→ Activity
Take every line from the listing below that contains "Image".
BEGIN The input
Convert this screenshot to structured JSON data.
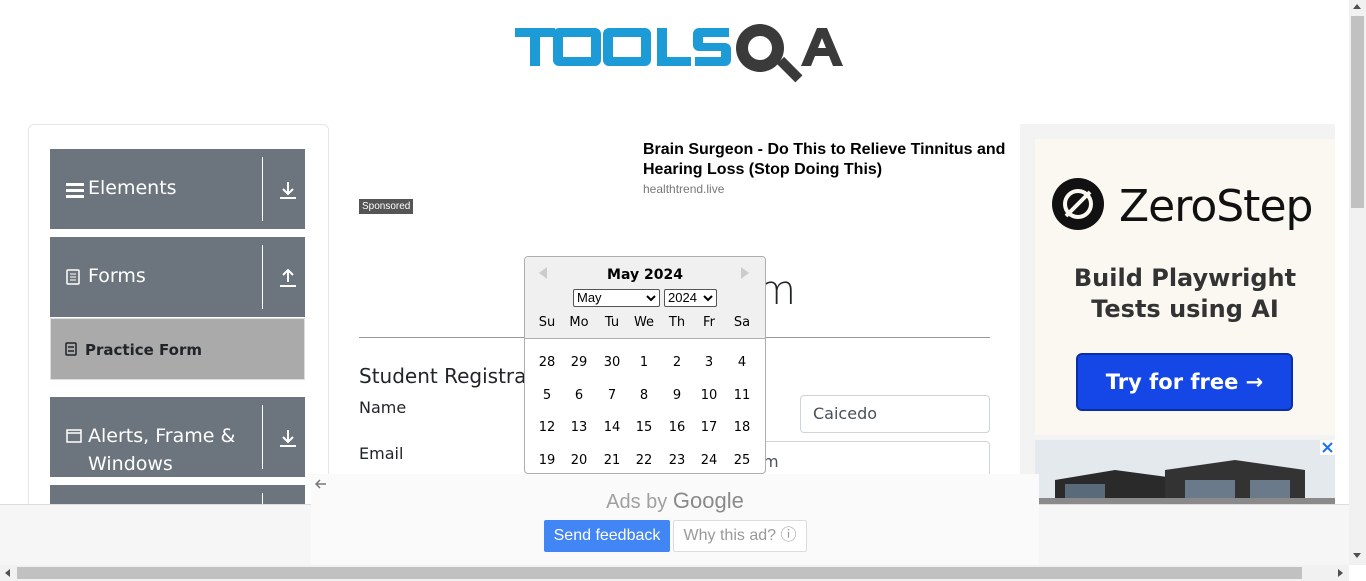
{
  "logo": {
    "text": "TOOLSQA",
    "primary_color": "#1d9bd7",
    "dark_color": "#3a3a3a"
  },
  "sidebar": {
    "groups": [
      {
        "label": "Elements",
        "icon": "list-icon",
        "arrow": "download-arrow-icon"
      },
      {
        "label": "Forms",
        "icon": "document-icon",
        "arrow": "upload-arrow-icon"
      },
      {
        "label": "Alerts, Frame & Windows",
        "icon": "window-icon",
        "arrow": "download-arrow-icon"
      }
    ],
    "active_item": {
      "label": "Practice Form",
      "icon": "form-icon"
    }
  },
  "sponsored_ad": {
    "badge": "Sponsored",
    "title": "Brain Surgeon - Do This to Relieve Tinnitus and Hearing Loss (Stop Doing This)",
    "domain": "healthtrend.live"
  },
  "main": {
    "heading_tail": "m",
    "form_title": "Student Registration Form",
    "name_label": "Name",
    "email_label": "Email",
    "last_name_value": "Caicedo",
    "email_value_tail": "m"
  },
  "datepicker": {
    "title": "May 2024",
    "month_select": "May",
    "year_select": "2024",
    "weekdays": [
      "Su",
      "Mo",
      "Tu",
      "We",
      "Th",
      "Fr",
      "Sa"
    ],
    "weeks": [
      [
        "28",
        "29",
        "30",
        "1",
        "2",
        "3",
        "4"
      ],
      [
        "5",
        "6",
        "7",
        "8",
        "9",
        "10",
        "11"
      ],
      [
        "12",
        "13",
        "14",
        "15",
        "16",
        "17",
        "18"
      ],
      [
        "19",
        "20",
        "21",
        "22",
        "23",
        "24",
        "25"
      ]
    ]
  },
  "right_ad": {
    "brand": "ZeroStep",
    "tagline_line1": "Build Playwright",
    "tagline_line2": "Tests using AI",
    "cta": "Try for free →",
    "cta_color": "#1447e6"
  },
  "google_ads": {
    "label_prefix": "Ads by",
    "label_brand": "Google",
    "send_feedback": "Send feedback",
    "why_this_ad": "Why this ad? ⓘ"
  }
}
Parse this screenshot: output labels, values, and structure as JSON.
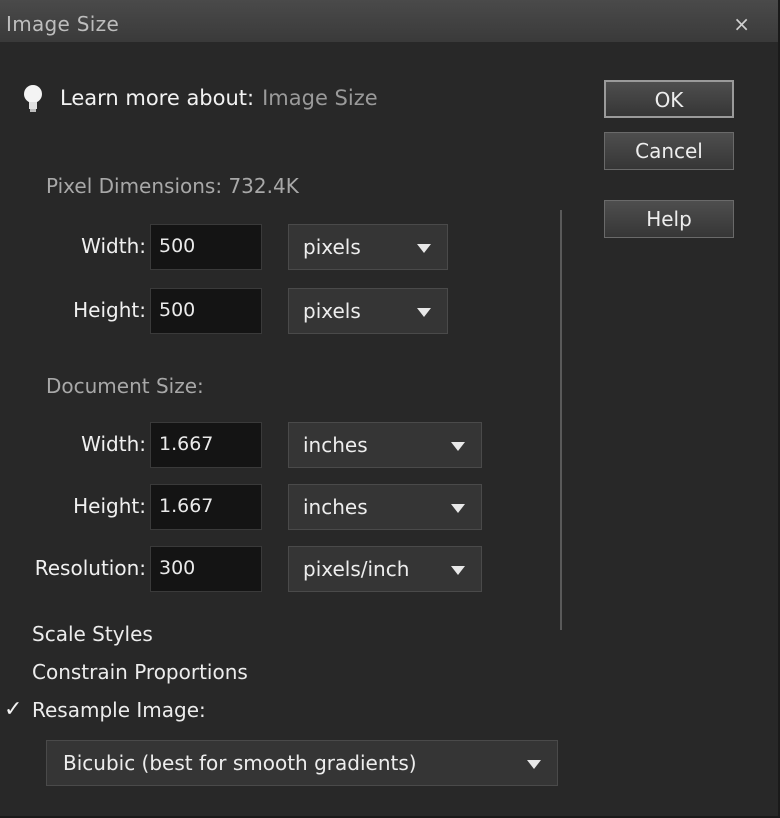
{
  "dialog": {
    "title": "Image Size",
    "close_glyph": "×",
    "learn_prefix": "Learn more about:",
    "learn_link": "Image Size"
  },
  "buttons": {
    "ok": "OK",
    "cancel": "Cancel",
    "help": "Help"
  },
  "pixel_dimensions": {
    "heading": "Pixel Dimensions: 732.4K",
    "width_label": "Width:",
    "width_value": "500",
    "width_unit": "pixels",
    "height_label": "Height:",
    "height_value": "500",
    "height_unit": "pixels"
  },
  "document_size": {
    "heading": "Document Size:",
    "width_label": "Width:",
    "width_value": "1.667",
    "width_unit": "inches",
    "height_label": "Height:",
    "height_value": "1.667",
    "height_unit": "inches",
    "resolution_label": "Resolution:",
    "resolution_value": "300",
    "resolution_unit": "pixels/inch"
  },
  "options": {
    "scale_styles": "Scale Styles",
    "constrain_proportions": "Constrain Proportions",
    "resample_image": "Resample Image:",
    "resample_checked": true,
    "resample_method": "Bicubic (best for smooth gradients)"
  },
  "icons": {
    "learn": "lightbulb-icon",
    "close": "close-icon",
    "checkmark": "checkmark-icon",
    "dropdown": "chevron-down-icon"
  }
}
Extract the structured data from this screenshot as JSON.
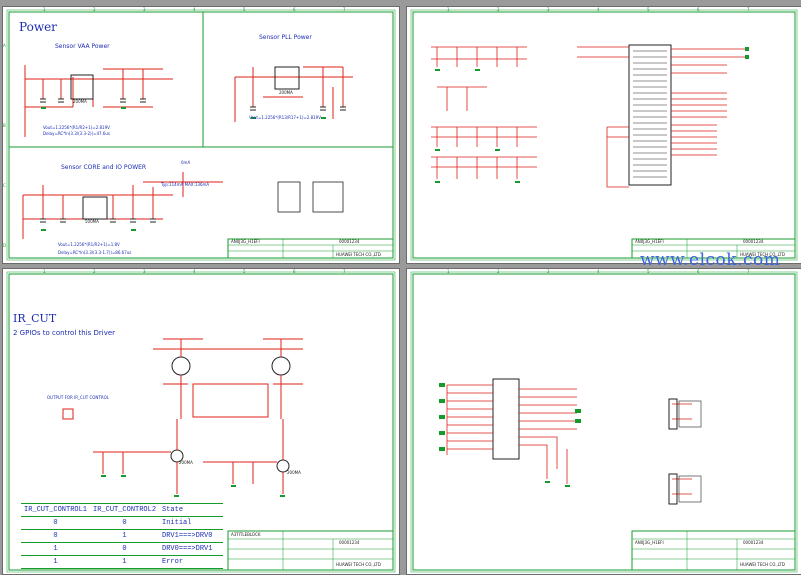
{
  "sheets": {
    "power": {
      "title": "Power",
      "vaa_title": "Sensor VAA Power",
      "pll_title": "Sensor PLL Power",
      "core_title": "Sensor CORE and IO POWER",
      "vaa_eq1": "Vout=1.2256*(R1/R2+1)=2.819V",
      "vaa_eq2": "Delay=RC*ln(3.3/(3.3-2))=47.6us",
      "pll_eq1": "Vout=1.2256*(R13/R17+1)=2.819V",
      "core_eq1": "Vout=1.2256*(R1/R2+1)=1.8V",
      "core_eq2": "Delay=RC*ln(3.3/(3.3-1.7))=86.67us",
      "core_typ": "Typ:114mA MAX:136mA",
      "chip_200ma_a": "200MA",
      "chip_200ma_b": "200MA",
      "chip_500ma": "500MA",
      "label_0ma": "0mA",
      "part_no": "AN0J3G_H1EFI",
      "doc_no": "00001234",
      "company": "HUAWEI TECH CO.,LTD"
    },
    "sensor": {
      "part_no": "AN0J3G_H1EFI",
      "doc_no": "00001234",
      "company": "HUAWEI TECH CO.,LTD"
    },
    "ir_cut": {
      "title": "IR_CUT",
      "subtitle": "2 GPIOs to control this Driver",
      "output_label": "OUTPUT FOR IR_CUT CONTROL",
      "chip_a": "200MA",
      "chip_b": "200MA",
      "table": {
        "headers": [
          "IR_CUT_CONTROL1",
          "IR_CUT_CONTROL2",
          "State"
        ],
        "rows": [
          [
            "0",
            "0",
            "Initial"
          ],
          [
            "0",
            "1",
            "DRV1===>DRV0"
          ],
          [
            "1",
            "0",
            "DRV0===>DRV1"
          ],
          [
            "1",
            "1",
            "Error"
          ]
        ]
      },
      "part_no": "A3TITLEBLOCK",
      "doc_no": "00001234",
      "company": "HUAWEI TECH CO.,LTD"
    },
    "connector": {
      "part_no": "AN0J3G_H1EFI",
      "doc_no": "00001234",
      "company": "HUAWEI TECH CO.,LTD"
    }
  },
  "watermark": "www.elcok.com",
  "colors": {
    "wire": "#e0201b",
    "border": "#159b2c",
    "text": "#1c2db3",
    "component": "#222222"
  }
}
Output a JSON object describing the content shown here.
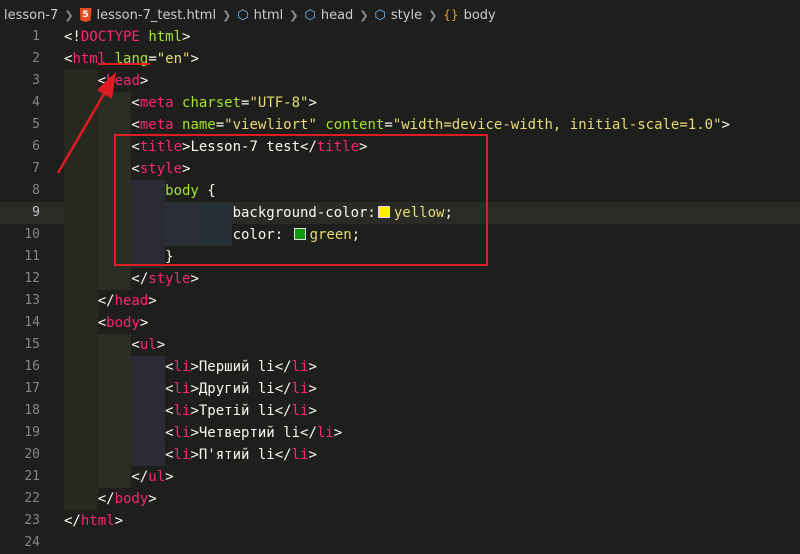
{
  "breadcrumb": {
    "items": [
      "lesson-7",
      "lesson-7_test.html",
      "html",
      "head",
      "style",
      "body"
    ],
    "html5_icon_letter": "5"
  },
  "editor": {
    "active_line": 9,
    "lines": [
      {
        "n": "1",
        "t": [
          [
            "br",
            "<!"
          ],
          [
            "tag",
            "DOCTYPE"
          ],
          [
            "br",
            " "
          ],
          [
            "attr",
            "html"
          ],
          [
            "br",
            ">"
          ]
        ]
      },
      {
        "n": "2",
        "t": [
          [
            "br",
            "<"
          ],
          [
            "tag",
            "html"
          ],
          [
            "br",
            " "
          ],
          [
            "attr",
            "lang"
          ],
          [
            "br",
            "="
          ],
          [
            "str",
            "\"en\""
          ],
          [
            "br",
            ">"
          ]
        ]
      },
      {
        "n": "3",
        "t": [
          [
            "br",
            "    <"
          ],
          [
            "tag",
            "head"
          ],
          [
            "br",
            ">"
          ]
        ]
      },
      {
        "n": "4",
        "t": [
          [
            "br",
            "        <"
          ],
          [
            "tag",
            "meta"
          ],
          [
            "br",
            " "
          ],
          [
            "attr",
            "charset"
          ],
          [
            "br",
            "="
          ],
          [
            "str",
            "\"UTF-8\""
          ],
          [
            "br",
            ">"
          ]
        ]
      },
      {
        "n": "5",
        "t": [
          [
            "br",
            "        <"
          ],
          [
            "tag",
            "meta"
          ],
          [
            "br",
            " "
          ],
          [
            "attr",
            "name"
          ],
          [
            "br",
            "="
          ],
          [
            "str",
            "\"viewliort\""
          ],
          [
            "br",
            " "
          ],
          [
            "attr",
            "content"
          ],
          [
            "br",
            "="
          ],
          [
            "str",
            "\"width=device-width, initial-scale=1.0\""
          ],
          [
            "br",
            ">"
          ]
        ]
      },
      {
        "n": "6",
        "t": [
          [
            "br",
            "        <"
          ],
          [
            "tag",
            "title"
          ],
          [
            "br",
            ">Lesson-7 test</"
          ],
          [
            "tag",
            "title"
          ],
          [
            "br",
            ">"
          ]
        ]
      },
      {
        "n": "7",
        "t": [
          [
            "br",
            "        <"
          ],
          [
            "tag",
            "style"
          ],
          [
            "br",
            ">"
          ]
        ]
      },
      {
        "n": "8",
        "t": [
          [
            "sel",
            "            body"
          ],
          [
            "br",
            " {"
          ]
        ]
      },
      {
        "n": "9",
        "t": [
          [
            "prop",
            "                    background-color:"
          ],
          [
            "swatch",
            "#ffee00"
          ],
          [
            "val",
            "yellow"
          ],
          [
            "br",
            ";"
          ]
        ]
      },
      {
        "n": "10",
        "t": [
          [
            "prop",
            "                    color: "
          ],
          [
            "swatch",
            "#119911"
          ],
          [
            "val",
            "green"
          ],
          [
            "br",
            ";"
          ]
        ]
      },
      {
        "n": "11",
        "t": [
          [
            "br",
            "            }"
          ]
        ]
      },
      {
        "n": "12",
        "t": [
          [
            "br",
            "        </"
          ],
          [
            "tag",
            "style"
          ],
          [
            "br",
            ">"
          ]
        ]
      },
      {
        "n": "13",
        "t": [
          [
            "br",
            "    </"
          ],
          [
            "tag",
            "head"
          ],
          [
            "br",
            ">"
          ]
        ]
      },
      {
        "n": "14",
        "t": [
          [
            "br",
            "    <"
          ],
          [
            "tag",
            "body"
          ],
          [
            "br",
            ">"
          ]
        ]
      },
      {
        "n": "15",
        "t": [
          [
            "br",
            "        <"
          ],
          [
            "tag",
            "ul"
          ],
          [
            "br",
            ">"
          ]
        ]
      },
      {
        "n": "16",
        "t": [
          [
            "br",
            "            <"
          ],
          [
            "tag",
            "li"
          ],
          [
            "br",
            ">Перший li</"
          ],
          [
            "tag",
            "li"
          ],
          [
            "br",
            ">"
          ]
        ]
      },
      {
        "n": "17",
        "t": [
          [
            "br",
            "            <"
          ],
          [
            "tag",
            "li"
          ],
          [
            "br",
            ">Другий li</"
          ],
          [
            "tag",
            "li"
          ],
          [
            "br",
            ">"
          ]
        ]
      },
      {
        "n": "18",
        "t": [
          [
            "br",
            "            <"
          ],
          [
            "tag",
            "li"
          ],
          [
            "br",
            ">Третій li</"
          ],
          [
            "tag",
            "li"
          ],
          [
            "br",
            ">"
          ]
        ]
      },
      {
        "n": "19",
        "t": [
          [
            "br",
            "            <"
          ],
          [
            "tag",
            "li"
          ],
          [
            "br",
            ">Четвертий li</"
          ],
          [
            "tag",
            "li"
          ],
          [
            "br",
            ">"
          ]
        ]
      },
      {
        "n": "20",
        "t": [
          [
            "br",
            "            <"
          ],
          [
            "tag",
            "li"
          ],
          [
            "br",
            ">П'ятий li</"
          ],
          [
            "tag",
            "li"
          ],
          [
            "br",
            ">"
          ]
        ]
      },
      {
        "n": "21",
        "t": [
          [
            "br",
            "        </"
          ],
          [
            "tag",
            "ul"
          ],
          [
            "br",
            ">"
          ]
        ]
      },
      {
        "n": "22",
        "t": [
          [
            "br",
            "    </"
          ],
          [
            "tag",
            "body"
          ],
          [
            "br",
            ">"
          ]
        ]
      },
      {
        "n": "23",
        "t": [
          [
            "br",
            "</"
          ],
          [
            "tag",
            "html"
          ],
          [
            "br",
            ">"
          ]
        ]
      },
      {
        "n": "24",
        "t": []
      }
    ]
  },
  "annotation": {
    "color": "#e11b22"
  }
}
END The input
→ Exercise output
    "title": "Image Size",
    "learn_link": "Image Size"
    "resample_image": "Resample Image:",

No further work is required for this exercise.